Almost like magic. 

The same day Lara wins the title of Musik, Sofi’s father dies, and a grieving Sofi sets out to prove Lara is using illegal magic in her performances. But the more time she spends with Lara, the more Sofi begins to doubt everything she knows about her family, her music, and the girl she thought was her enemy. 

As Sofi works to reclaim her rightful place as a Musik, she is forced to face the dark secrets of her past and the magic she was trained to avoid–all while trying not to fall for the girl who stole her future.

-Deep, Involved Fantasy!
music as magic
a RIVALRY that ends in KISSING?

This is many things I enjoy in a book. Four stars. Bookshop link here.


A Fatal Booking

A Fatal Booking by Victoria Gilbert (Booklover’s B&B Mystery #3)
304 pages
publishes June 7th, 2022

Victoria Gilbert’s third Booklover’s B&B Mystery, a treat for fans of Mary Daheim and Kate Carlisle, finds owner Charlotte Reed and her former spy neighbor, Ellen Montgomery, pitted against a tea-party poisoner. 

Booklover Charlotte is delighted to welcome an eclectic group of guests to Chapters Bed and Breakfast for a book club retreat focused on fairy tales and classic children’s literature. But when one of the guests is poisoned at a Mad Hatter tea party, Charlotte realizes she’s fallen down a rather unpleasant rabbit hole 

The victim – an opinionated busybody whose jewelry store sold original designs, along with some possibly “hot” merchandise – had plenty of enemies, spurring Charlotte and Ellen to offer their well-honed investigative skills to assist the local police. But as they delve deeper into each of the guest’s stories, they realize all of them had a motive, and the means, to close the book on the unfortunate victim. 

Enlisting the aid of a few local residents, as well as their new ally, agent Gavin Howard, Charlotte and Ellen vow to reveal the truth, even if the path to any sort of happy ending is strewn with deadly danger.

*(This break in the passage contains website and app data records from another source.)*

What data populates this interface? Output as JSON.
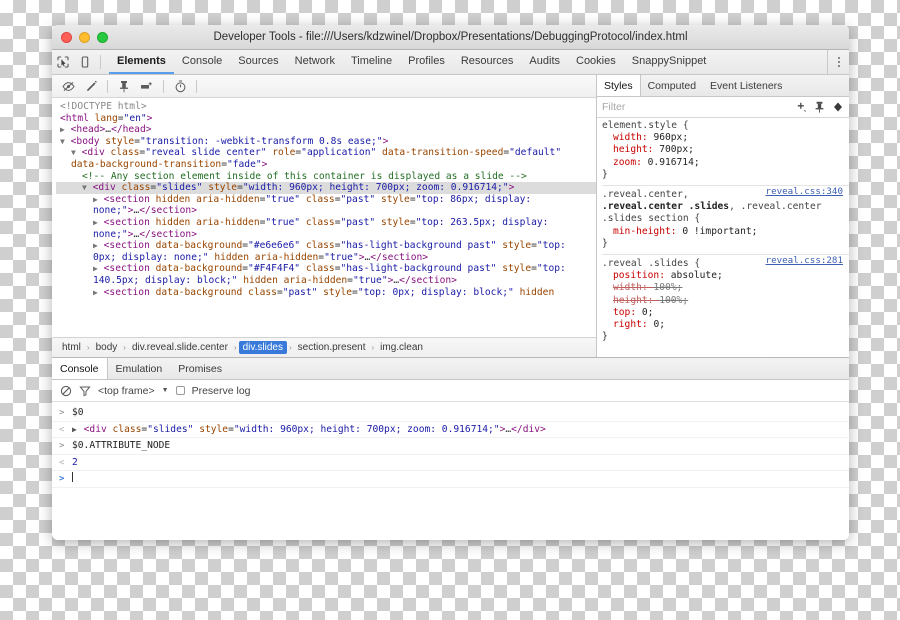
{
  "window": {
    "title": "Developer Tools - file:///Users/kdzwinel/Dropbox/Presentations/DebuggingProtocol/index.html",
    "traffic_lights": [
      "close-red",
      "minimize-yellow",
      "zoom-green"
    ]
  },
  "main_tabs": {
    "inspect_icon": "inspect-element-icon",
    "device_icon": "device-toolbar-icon",
    "menu_icon": "more-options-icon",
    "items": [
      {
        "label": "Elements",
        "active": true
      },
      {
        "label": "Console",
        "active": false
      },
      {
        "label": "Sources",
        "active": false
      },
      {
        "label": "Network",
        "active": false
      },
      {
        "label": "Timeline",
        "active": false
      },
      {
        "label": "Profiles",
        "active": false
      },
      {
        "label": "Resources",
        "active": false
      },
      {
        "label": "Audits",
        "active": false
      },
      {
        "label": "Cookies",
        "active": false
      },
      {
        "label": "SnappySnippet",
        "active": false
      }
    ]
  },
  "elements_toolbar": {
    "icons": [
      "hide-element-icon",
      "edit-as-html-icon",
      "pin-icon",
      "new-style-rule-icon",
      "animation-timer-icon"
    ]
  },
  "dom_tree": {
    "lines": [
      {
        "indent": 0,
        "twisty": "",
        "parts": [
          {
            "c": "dt",
            "t": "<!DOCTYPE html>"
          }
        ]
      },
      {
        "indent": 0,
        "twisty": "",
        "parts": [
          {
            "c": "tag",
            "t": "<html "
          },
          {
            "c": "attr",
            "t": "lang"
          },
          {
            "c": "txt",
            "t": "="
          },
          {
            "c": "val",
            "t": "\"en\""
          },
          {
            "c": "tag",
            "t": ">"
          }
        ]
      },
      {
        "indent": 0,
        "twisty": "right",
        "parts": [
          {
            "c": "tag",
            "t": "<head>"
          },
          {
            "c": "txt",
            "t": "…"
          },
          {
            "c": "tag",
            "t": "</head>"
          }
        ]
      },
      {
        "indent": 0,
        "twisty": "down",
        "parts": [
          {
            "c": "tag",
            "t": "<body "
          },
          {
            "c": "attr",
            "t": "style"
          },
          {
            "c": "txt",
            "t": "="
          },
          {
            "c": "val",
            "t": "\"transition: -webkit-transform 0.8s ease;\""
          },
          {
            "c": "tag",
            "t": ">"
          }
        ]
      },
      {
        "indent": 1,
        "twisty": "down",
        "parts": [
          {
            "c": "tag",
            "t": "<div "
          },
          {
            "c": "attr",
            "t": "class"
          },
          {
            "c": "txt",
            "t": "="
          },
          {
            "c": "val",
            "t": "\"reveal slide center\""
          },
          {
            "c": "txt",
            "t": " "
          },
          {
            "c": "attr",
            "t": "role"
          },
          {
            "c": "txt",
            "t": "="
          },
          {
            "c": "val",
            "t": "\"application\""
          },
          {
            "c": "txt",
            "t": " "
          },
          {
            "c": "attr",
            "t": "data-transition-speed"
          },
          {
            "c": "txt",
            "t": "="
          },
          {
            "c": "val",
            "t": "\"default\""
          }
        ]
      },
      {
        "indent": 1,
        "twisty": "",
        "parts": [
          {
            "c": "attr",
            "t": "data-background-transition"
          },
          {
            "c": "txt",
            "t": "="
          },
          {
            "c": "val",
            "t": "\"fade\""
          },
          {
            "c": "tag",
            "t": ">"
          }
        ]
      },
      {
        "indent": 2,
        "twisty": "",
        "parts": [
          {
            "c": "cmt",
            "t": "<!-- Any section element inside of this container is displayed as a slide -->"
          }
        ]
      },
      {
        "indent": 2,
        "twisty": "down",
        "selected": true,
        "parts": [
          {
            "c": "tag",
            "t": "<div "
          },
          {
            "c": "attr",
            "t": "class"
          },
          {
            "c": "txt",
            "t": "="
          },
          {
            "c": "val",
            "t": "\"slides\""
          },
          {
            "c": "txt",
            "t": " "
          },
          {
            "c": "attr",
            "t": "style"
          },
          {
            "c": "txt",
            "t": "="
          },
          {
            "c": "val",
            "t": "\"width: 960px; height: 700px; zoom: 0.916714;\""
          },
          {
            "c": "tag",
            "t": ">"
          }
        ]
      },
      {
        "indent": 3,
        "twisty": "right",
        "parts": [
          {
            "c": "tag",
            "t": "<section "
          },
          {
            "c": "attr",
            "t": "hidden"
          },
          {
            "c": "txt",
            "t": " "
          },
          {
            "c": "attr",
            "t": "aria-hidden"
          },
          {
            "c": "txt",
            "t": "="
          },
          {
            "c": "val",
            "t": "\"true\""
          },
          {
            "c": "txt",
            "t": " "
          },
          {
            "c": "attr",
            "t": "class"
          },
          {
            "c": "txt",
            "t": "="
          },
          {
            "c": "val",
            "t": "\"past\""
          },
          {
            "c": "txt",
            "t": " "
          },
          {
            "c": "attr",
            "t": "style"
          },
          {
            "c": "txt",
            "t": "="
          },
          {
            "c": "val",
            "t": "\"top: 86px; display:"
          }
        ]
      },
      {
        "indent": 3,
        "twisty": "",
        "parts": [
          {
            "c": "val",
            "t": "none;\""
          },
          {
            "c": "tag",
            "t": ">"
          },
          {
            "c": "txt",
            "t": "…"
          },
          {
            "c": "tag",
            "t": "</section>"
          }
        ]
      },
      {
        "indent": 3,
        "twisty": "right",
        "parts": [
          {
            "c": "tag",
            "t": "<section "
          },
          {
            "c": "attr",
            "t": "hidden"
          },
          {
            "c": "txt",
            "t": " "
          },
          {
            "c": "attr",
            "t": "aria-hidden"
          },
          {
            "c": "txt",
            "t": "="
          },
          {
            "c": "val",
            "t": "\"true\""
          },
          {
            "c": "txt",
            "t": " "
          },
          {
            "c": "attr",
            "t": "class"
          },
          {
            "c": "txt",
            "t": "="
          },
          {
            "c": "val",
            "t": "\"past\""
          },
          {
            "c": "txt",
            "t": " "
          },
          {
            "c": "attr",
            "t": "style"
          },
          {
            "c": "txt",
            "t": "="
          },
          {
            "c": "val",
            "t": "\"top: 263.5px; display:"
          }
        ]
      },
      {
        "indent": 3,
        "twisty": "",
        "parts": [
          {
            "c": "val",
            "t": "none;\""
          },
          {
            "c": "tag",
            "t": ">"
          },
          {
            "c": "txt",
            "t": "…"
          },
          {
            "c": "tag",
            "t": "</section>"
          }
        ]
      },
      {
        "indent": 3,
        "twisty": "right",
        "parts": [
          {
            "c": "tag",
            "t": "<section "
          },
          {
            "c": "attr",
            "t": "data-background"
          },
          {
            "c": "txt",
            "t": "="
          },
          {
            "c": "val",
            "t": "\"#e6e6e6\""
          },
          {
            "c": "txt",
            "t": " "
          },
          {
            "c": "attr",
            "t": "class"
          },
          {
            "c": "txt",
            "t": "="
          },
          {
            "c": "val",
            "t": "\"has-light-background past\""
          },
          {
            "c": "txt",
            "t": " "
          },
          {
            "c": "attr",
            "t": "style"
          },
          {
            "c": "txt",
            "t": "="
          },
          {
            "c": "val",
            "t": "\"top:"
          }
        ]
      },
      {
        "indent": 3,
        "twisty": "",
        "parts": [
          {
            "c": "val",
            "t": "0px; display: none;\""
          },
          {
            "c": "txt",
            "t": " "
          },
          {
            "c": "attr",
            "t": "hidden"
          },
          {
            "c": "txt",
            "t": " "
          },
          {
            "c": "attr",
            "t": "aria-hidden"
          },
          {
            "c": "txt",
            "t": "="
          },
          {
            "c": "val",
            "t": "\"true\""
          },
          {
            "c": "tag",
            "t": ">"
          },
          {
            "c": "txt",
            "t": "…"
          },
          {
            "c": "tag",
            "t": "</section>"
          }
        ]
      },
      {
        "indent": 3,
        "twisty": "right",
        "parts": [
          {
            "c": "tag",
            "t": "<section "
          },
          {
            "c": "attr",
            "t": "data-background"
          },
          {
            "c": "txt",
            "t": "="
          },
          {
            "c": "val",
            "t": "\"#F4F4F4\""
          },
          {
            "c": "txt",
            "t": " "
          },
          {
            "c": "attr",
            "t": "class"
          },
          {
            "c": "txt",
            "t": "="
          },
          {
            "c": "val",
            "t": "\"has-light-background past\""
          },
          {
            "c": "txt",
            "t": " "
          },
          {
            "c": "attr",
            "t": "style"
          },
          {
            "c": "txt",
            "t": "="
          },
          {
            "c": "val",
            "t": "\"top:"
          }
        ]
      },
      {
        "indent": 3,
        "twisty": "",
        "parts": [
          {
            "c": "val",
            "t": "140.5px; display: block;\""
          },
          {
            "c": "txt",
            "t": " "
          },
          {
            "c": "attr",
            "t": "hidden"
          },
          {
            "c": "txt",
            "t": " "
          },
          {
            "c": "attr",
            "t": "aria-hidden"
          },
          {
            "c": "txt",
            "t": "="
          },
          {
            "c": "val",
            "t": "\"true\""
          },
          {
            "c": "tag",
            "t": ">"
          },
          {
            "c": "txt",
            "t": "…"
          },
          {
            "c": "tag",
            "t": "</section>"
          }
        ]
      },
      {
        "indent": 3,
        "twisty": "right",
        "parts": [
          {
            "c": "tag",
            "t": "<section "
          },
          {
            "c": "attr",
            "t": "data-background"
          },
          {
            "c": "txt",
            "t": " "
          },
          {
            "c": "attr",
            "t": "class"
          },
          {
            "c": "txt",
            "t": "="
          },
          {
            "c": "val",
            "t": "\"past\""
          },
          {
            "c": "txt",
            "t": " "
          },
          {
            "c": "attr",
            "t": "style"
          },
          {
            "c": "txt",
            "t": "="
          },
          {
            "c": "val",
            "t": "\"top: 0px; display: block;\""
          },
          {
            "c": "txt",
            "t": " "
          },
          {
            "c": "attr",
            "t": "hidden"
          }
        ]
      }
    ]
  },
  "breadcrumb": {
    "items": [
      {
        "label": "html",
        "active": false
      },
      {
        "label": "body",
        "active": false
      },
      {
        "label": "div.reveal.slide.center",
        "active": false
      },
      {
        "label": "div.slides",
        "active": true
      },
      {
        "label": "section.present",
        "active": false
      },
      {
        "label": "img.clean",
        "active": false
      }
    ],
    "separator": "›"
  },
  "styles_panel": {
    "tabs": [
      {
        "label": "Styles",
        "active": true
      },
      {
        "label": "Computed",
        "active": false
      },
      {
        "label": "Event Listeners",
        "active": false
      }
    ],
    "filter_placeholder": "Filter",
    "toolbar_icons": [
      "new-style-rule-icon",
      "pin-icon",
      "toggle-element-state-icon"
    ],
    "rules": [
      {
        "selector_plain": "element.style {",
        "source": "",
        "declarations": [
          {
            "prop": "width",
            "value": "960px;",
            "overridden": false
          },
          {
            "prop": "height",
            "value": "700px;",
            "overridden": false
          },
          {
            "prop": "zoom",
            "value": "0.916714;",
            "overridden": false
          }
        ]
      },
      {
        "selector_line1": ".reveal.center,",
        "selector_line2_bold": ".reveal.center .slides",
        "selector_line2_rest": ", .reveal.center",
        "selector_line3": ".slides section {",
        "source": "reveal.css:340",
        "declarations": [
          {
            "prop": "min-height",
            "value": "0 !important;",
            "overridden": false
          }
        ]
      },
      {
        "selector_plain": ".reveal .slides {",
        "source": "reveal.css:281",
        "declarations": [
          {
            "prop": "position",
            "value": "absolute;",
            "overridden": false
          },
          {
            "prop": "width",
            "value": "100%;",
            "overridden": true
          },
          {
            "prop": "height",
            "value": "100%;",
            "overridden": true
          },
          {
            "prop": "top",
            "value": "0;",
            "overridden": false
          },
          {
            "prop": "right",
            "value": "0;",
            "overridden": false
          }
        ]
      }
    ]
  },
  "drawer": {
    "tabs": [
      {
        "label": "Console",
        "active": true
      },
      {
        "label": "Emulation",
        "active": false
      },
      {
        "label": "Promises",
        "active": false
      }
    ],
    "toolbar": {
      "clear_icon": "clear-console-icon",
      "filter_icon": "filter-icon",
      "context": "<top frame>",
      "context_caret": "▼",
      "preserve_log_label": "Preserve log",
      "preserve_log_checked": false
    },
    "log": [
      {
        "mark": ">",
        "kind": "input",
        "text": "$0"
      },
      {
        "mark": "<",
        "kind": "output",
        "expandable": true,
        "parts": [
          {
            "c": "tag",
            "t": "<div "
          },
          {
            "c": "attr",
            "t": "class"
          },
          {
            "c": "txt",
            "t": "="
          },
          {
            "c": "val",
            "t": "\"slides\""
          },
          {
            "c": "txt",
            "t": " "
          },
          {
            "c": "attr",
            "t": "style"
          },
          {
            "c": "txt",
            "t": "="
          },
          {
            "c": "val",
            "t": "\"width: 960px; height: 700px; zoom: 0.916714;\""
          },
          {
            "c": "tag",
            "t": ">"
          },
          {
            "c": "txt",
            "t": "…"
          },
          {
            "c": "tag",
            "t": "</div>"
          }
        ]
      },
      {
        "mark": ">",
        "kind": "input",
        "text": "$0.ATTRIBUTE_NODE"
      },
      {
        "mark": "<",
        "kind": "output",
        "number": "2"
      },
      {
        "mark": ">",
        "kind": "prompt",
        "text": ""
      }
    ]
  },
  "colors": {
    "accent_blue": "#3879d9",
    "tab_underline": "#5a9ded",
    "selection_gray": "#dcdcdc",
    "tag_purple": "#881280",
    "attr_orange": "#994500",
    "value_blue": "#1a1aa6",
    "comment_green": "#236e25",
    "property_red": "#c80000"
  }
}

-I’m taking a ballads and folktales course this semester as part of my children’s literature degree and I thought about it so much while reading this book
-the theme is Alice in Wonderland
-EVERYONE has a motive which I think is very good
-this is definitely a good afternoon read with a cozy cup of coffee

Four stars.

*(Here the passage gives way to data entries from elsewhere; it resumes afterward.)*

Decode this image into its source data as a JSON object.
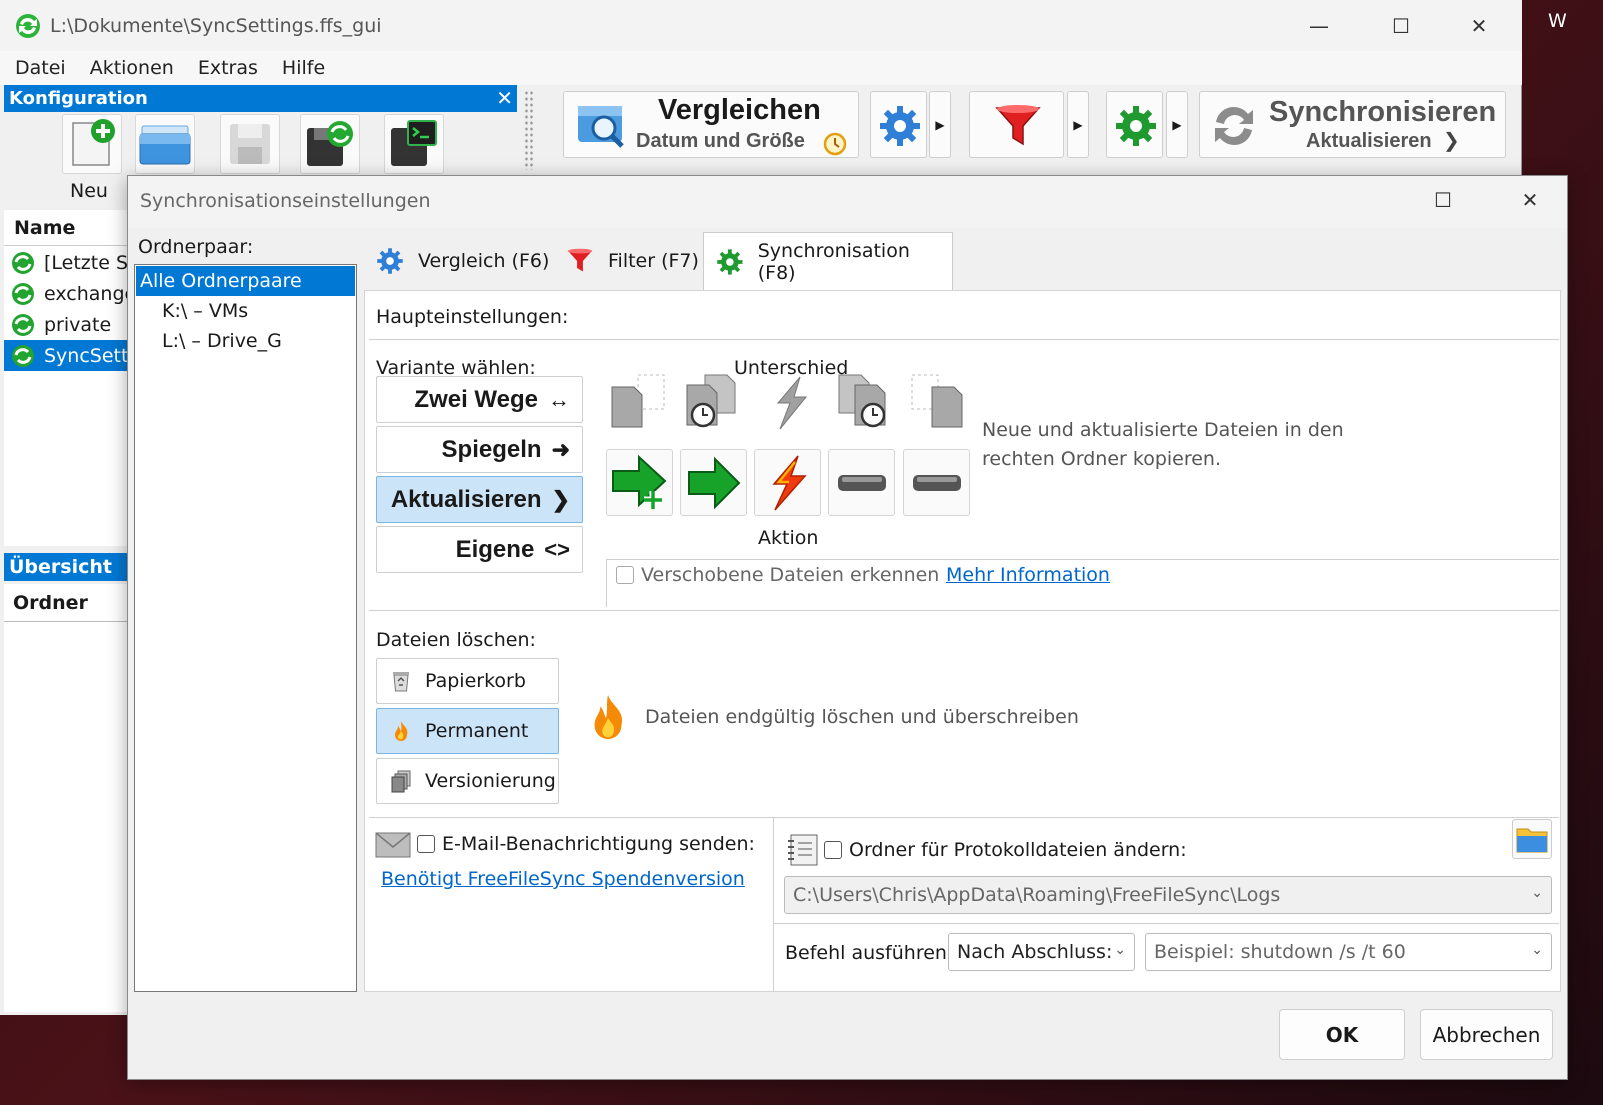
{
  "main_window": {
    "title": "L:\\Dokumente\\SyncSettings.ffs_gui",
    "menu": [
      "Datei",
      "Aktionen",
      "Extras",
      "Hilfe"
    ],
    "config_panel": {
      "header": "Konfiguration",
      "new_label": "Neu"
    },
    "toolbar": {
      "compare_title": "Vergleichen",
      "compare_sub": "Datum und Größe",
      "sync_title": "Synchronisieren",
      "sync_sub": "Aktualisieren"
    },
    "list_header": "Name",
    "list_items": [
      "[Letzte Si",
      "exchange",
      "private",
      "SyncSetti"
    ],
    "overview_header": "Übersicht",
    "folder_header": "Ordner",
    "edge_text": "W"
  },
  "dialog": {
    "title": "Synchronisationseinstellungen",
    "folder_pair_label": "Ordnerpaar:",
    "folder_pairs": [
      "Alle Ordnerpaare",
      "K:\\ – VMs",
      "L:\\ – Drive_G"
    ],
    "tabs": [
      "Vergleich (F6)",
      "Filter (F7)",
      "Synchronisation (F8)"
    ],
    "main_settings_label": "Haupteinstellungen:",
    "variant_label": "Variante wählen:",
    "variants": [
      {
        "label": "Zwei Wege",
        "symbol": "↔"
      },
      {
        "label": "Spiegeln",
        "symbol": "➜"
      },
      {
        "label": "Aktualisieren",
        "symbol": "❯"
      },
      {
        "label": "Eigene",
        "symbol": "<>"
      }
    ],
    "difference_label": "Unterschied",
    "action_label": "Aktion",
    "variant_description_1": "Neue und aktualisierte Dateien in den",
    "variant_description_2": "rechten Ordner kopieren.",
    "detect_moved_label": "Verschobene Dateien erkennen",
    "more_info_link": "Mehr Information",
    "delete_label": "Dateien löschen:",
    "delete_options": [
      "Papierkorb",
      "Permanent",
      "Versionierung"
    ],
    "delete_description": "Dateien endgültig löschen und überschreiben",
    "email_label": "E-Mail-Benachrichtigung senden:",
    "donation_link": "Benötigt FreeFileSync Spendenversion",
    "log_folder_label": "Ordner für Protokolldateien ändern:",
    "log_folder_path": "C:\\Users\\Chris\\AppData\\Roaming\\FreeFileSync\\Logs",
    "run_command_label": "Befehl ausführen:",
    "after_completion_value": "Nach Abschluss:",
    "command_placeholder": "Beispiel: shutdown /s /t 60",
    "ok_label": "OK",
    "cancel_label": "Abbrechen"
  },
  "colors": {
    "accent": "#0078d4",
    "selection": "#cce4f7",
    "link": "#0066cc",
    "green": "#1f9a2e",
    "red_filter": "#e02020"
  }
}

Spear by Nicola Griffith
192 pages
publishes April 19th, 2022

If Le Guin wrote a Camelot story, I imagine it would feel like Spear: humane, intelligent, and deeply beautiful. It’s a new story with very old bones, a strange place that feels like home. –Alix E. Harrow, author of A Spindle Splintered

She left all she knew to find who she could be . . . 

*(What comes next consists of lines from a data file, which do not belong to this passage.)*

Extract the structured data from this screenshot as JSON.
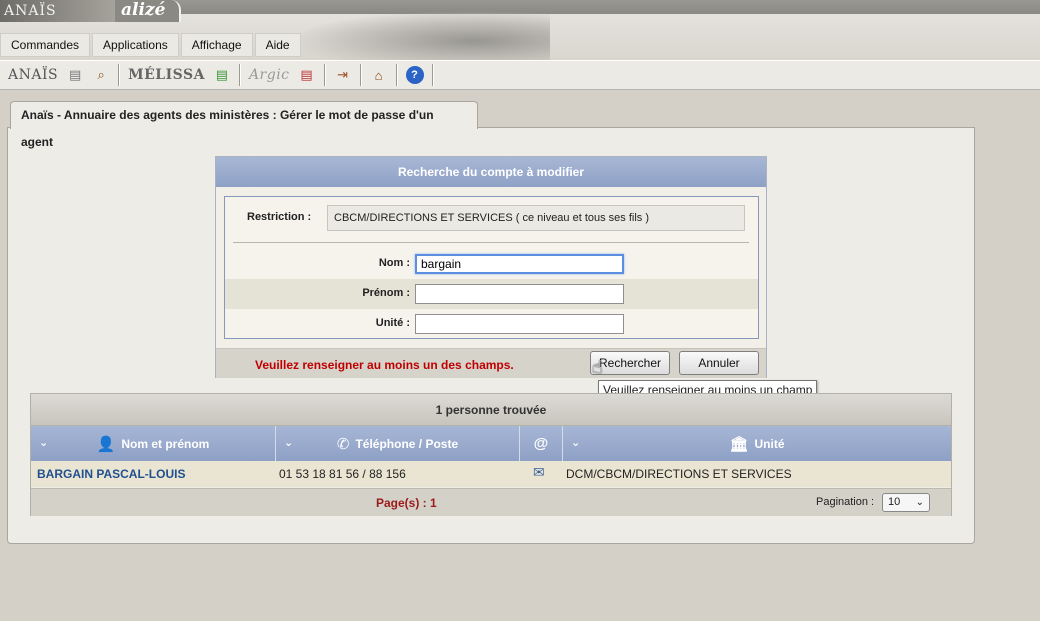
{
  "app": {
    "brand_anais": "ANAÏS",
    "brand_alize": "alizé"
  },
  "menu": [
    {
      "label": "Commandes"
    },
    {
      "label": "Applications"
    },
    {
      "label": "Affichage"
    },
    {
      "label": "Aide"
    }
  ],
  "toolbar": {
    "anais": "ANAÏS",
    "melissa": "MÉLISSA",
    "argic": "Argic"
  },
  "tab": {
    "title": "Anaïs - Annuaire des agents des ministères : Gérer le mot de passe d'un agent"
  },
  "search": {
    "title": "Recherche du compte à modifier",
    "restriction_label": "Restriction :",
    "restriction_value": "CBCM/DIRECTIONS ET SERVICES ( ce niveau et tous ses fils )",
    "nom_label": "Nom :",
    "nom_value": "bargain",
    "prenom_label": "Prénom :",
    "prenom_value": "",
    "unite_label": "Unité :",
    "unite_value": "",
    "warning": "Veuillez renseigner au moins un des champs.",
    "search_button": "Rechercher",
    "cancel_button": "Annuler",
    "tooltip": "Veuillez renseigner au moins un champ"
  },
  "results": {
    "title": "1 personne trouvée",
    "columns": [
      "Nom et prénom",
      "Téléphone / Poste",
      "@",
      "Unité"
    ],
    "rows": [
      {
        "name": "BARGAIN PASCAL-LOUIS",
        "phone": "01 53 18 81 56  /  88 156",
        "unit": "DCM/CBCM/DIRECTIONS ET SERVICES"
      }
    ],
    "pages_text": "Page(s) :  1",
    "pagination_label": "Pagination  :",
    "pagination_value": "10"
  },
  "colors": {
    "header_blue": "#8ea1c6",
    "warning_red": "#c00000",
    "link_blue": "#21508f"
  }
}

She grows up in the wild wood, in a cave with her mother, but visions of a faraway lake drift to her on the spring breeze, scented with promise. And when she hears a traveler speak of Artos, king of Caer Leon, she decides her future lies at his court. So, brimming with magic and eager to test her strength, she breaks her covenant with her mother and sets out on her bony gelding for Caer Leon. 

With her stolen hunting spear and mended armour, she is an unlikely hero, not a chosen one, but one who forges her own bright path. Aflame with determination, she begins a journey of magic and mystery, love, lust and fights to death. On her adventures, she will steal the hearts of beautiful women, fight warriors and sorcerers, and make a place to call home. 

The legendary author of Hild returns with an unforgettable hero and a queer Arthurian masterpiece for the modern era. Nicola Griffith’s Spear is a spellbinding vision of the Camelot we’ve longed for, a Camelot that belongs to us all.

On the surface, this is everything I love in a book (queer Arthurian retelling! Welsh Arthurian retelling! sapphic!), but it really unfortunately felt like it Was Not For Me, which I don’t think was any particular fault of the book itself, it was honestly probably just the fact that it is Finals Week and also Migraine Week for me. I think if you liked Cursed which was an Arthurian retelling on Netflix that premiered at the start of the pandemic, you’ll really like this book, but I couldn’t get into that for similar reasons (it was the start of a pandemic and I was very stressed about it). Three stars but like, I’m sad about it. Rating systems suck.

Tags: , , , , ,

Leave a Reply

(Enter your URL then click here to include a link to one of your blog posts.)